Information provided: Begin
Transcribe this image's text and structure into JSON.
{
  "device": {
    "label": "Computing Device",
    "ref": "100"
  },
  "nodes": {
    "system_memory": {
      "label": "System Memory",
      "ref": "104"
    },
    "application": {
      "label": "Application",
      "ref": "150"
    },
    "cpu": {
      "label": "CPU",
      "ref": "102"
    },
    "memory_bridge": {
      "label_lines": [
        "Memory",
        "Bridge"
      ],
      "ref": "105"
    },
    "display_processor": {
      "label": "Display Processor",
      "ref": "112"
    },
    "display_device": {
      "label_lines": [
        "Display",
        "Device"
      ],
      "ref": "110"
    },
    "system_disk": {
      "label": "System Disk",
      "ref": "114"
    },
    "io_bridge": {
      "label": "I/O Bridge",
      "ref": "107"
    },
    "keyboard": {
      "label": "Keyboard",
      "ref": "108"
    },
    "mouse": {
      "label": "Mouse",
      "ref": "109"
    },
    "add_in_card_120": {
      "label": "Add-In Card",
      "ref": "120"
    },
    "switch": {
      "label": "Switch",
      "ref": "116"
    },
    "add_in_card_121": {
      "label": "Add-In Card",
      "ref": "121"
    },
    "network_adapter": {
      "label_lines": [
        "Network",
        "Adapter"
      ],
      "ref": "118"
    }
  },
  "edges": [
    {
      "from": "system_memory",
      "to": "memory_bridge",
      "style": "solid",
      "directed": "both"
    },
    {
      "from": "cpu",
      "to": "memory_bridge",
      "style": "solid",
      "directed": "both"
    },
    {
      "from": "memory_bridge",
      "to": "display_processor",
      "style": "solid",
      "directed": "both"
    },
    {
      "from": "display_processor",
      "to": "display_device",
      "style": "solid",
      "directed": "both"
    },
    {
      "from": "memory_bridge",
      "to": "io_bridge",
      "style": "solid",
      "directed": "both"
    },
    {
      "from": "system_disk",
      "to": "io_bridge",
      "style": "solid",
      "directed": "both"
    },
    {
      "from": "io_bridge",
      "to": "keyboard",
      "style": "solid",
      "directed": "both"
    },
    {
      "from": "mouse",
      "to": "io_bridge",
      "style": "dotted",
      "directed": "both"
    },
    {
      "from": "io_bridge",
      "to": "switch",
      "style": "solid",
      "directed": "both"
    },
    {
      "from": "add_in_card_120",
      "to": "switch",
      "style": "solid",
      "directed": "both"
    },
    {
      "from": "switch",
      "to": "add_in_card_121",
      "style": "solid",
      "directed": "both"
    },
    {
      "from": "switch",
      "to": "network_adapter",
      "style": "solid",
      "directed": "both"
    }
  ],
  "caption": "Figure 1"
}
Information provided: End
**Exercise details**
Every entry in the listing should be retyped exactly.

**Answer space**
Transcribe this image's text and structure into JSON.
{
  "device": {
    "label": "Computing Device",
    "ref": "100"
  },
  "nodes": {
    "system_memory": {
      "label": "System Memory",
      "ref": "104"
    },
    "application": {
      "label": "Application",
      "ref": "150"
    },
    "cpu": {
      "label": "CPU",
      "ref": "102"
    },
    "memory_bridge": {
      "label_lines": [
        "Memory",
        "Bridge"
      ],
      "ref": "105"
    },
    "display_processor": {
      "label": "Display Processor",
      "ref": "112"
    },
    "display_device": {
      "label_lines": [
        "Display",
        "Device"
      ],
      "ref": "110"
    },
    "system_disk": {
      "label": "System Disk",
      "ref": "114"
    },
    "io_bridge": {
      "label": "I/O Bridge",
      "ref": "107"
    },
    "keyboard": {
      "label": "Keyboard",
      "ref": "108"
    },
    "mouse": {
      "label": "Mouse",
      "ref": "109"
    },
    "add_in_card_120": {
      "label": "Add-In Card",
      "ref": "120"
    },
    "switch": {
      "label": "Switch",
      "ref": "116"
    },
    "add_in_card_121": {
      "label": "Add-In Card",
      "ref": "121"
    },
    "network_adapter": {
      "label_lines": [
        "Network",
        "Adapter"
      ],
      "ref": "118"
    }
  },
  "edges": [
    {
      "from": "system_memory",
      "to": "memory_bridge",
      "style": "solid",
      "directed": "both"
    },
    {
      "from": "cpu",
      "to": "memory_bridge",
      "style": "solid",
      "directed": "both"
    },
    {
      "from": "memory_bridge",
      "to": "display_processor",
      "style": "solid",
      "directed": "both"
    },
    {
      "from": "display_processor",
      "to": "display_device",
      "style": "solid",
      "directed": "both"
    },
    {
      "from": "memory_bridge",
      "to": "io_bridge",
      "style": "solid",
      "directed": "both"
    },
    {
      "from": "system_disk",
      "to": "io_bridge",
      "style": "solid",
      "directed": "both"
    },
    {
      "from": "io_bridge",
      "to": "keyboard",
      "style": "solid",
      "directed": "both"
    },
    {
      "from": "mouse",
      "to": "io_bridge",
      "style": "dotted",
      "directed": "both"
    },
    {
      "from": "io_bridge",
      "to": "switch",
      "style": "solid",
      "directed": "both"
    },
    {
      "from": "add_in_card_120",
      "to": "switch",
      "style": "solid",
      "directed": "both"
    },
    {
      "from": "switch",
      "to": "add_in_card_121",
      "style": "solid",
      "directed": "both"
    },
    {
      "from": "switch",
      "to": "network_adapter",
      "style": "solid",
      "directed": "both"
    }
  ],
  "caption": "Figure 1"
}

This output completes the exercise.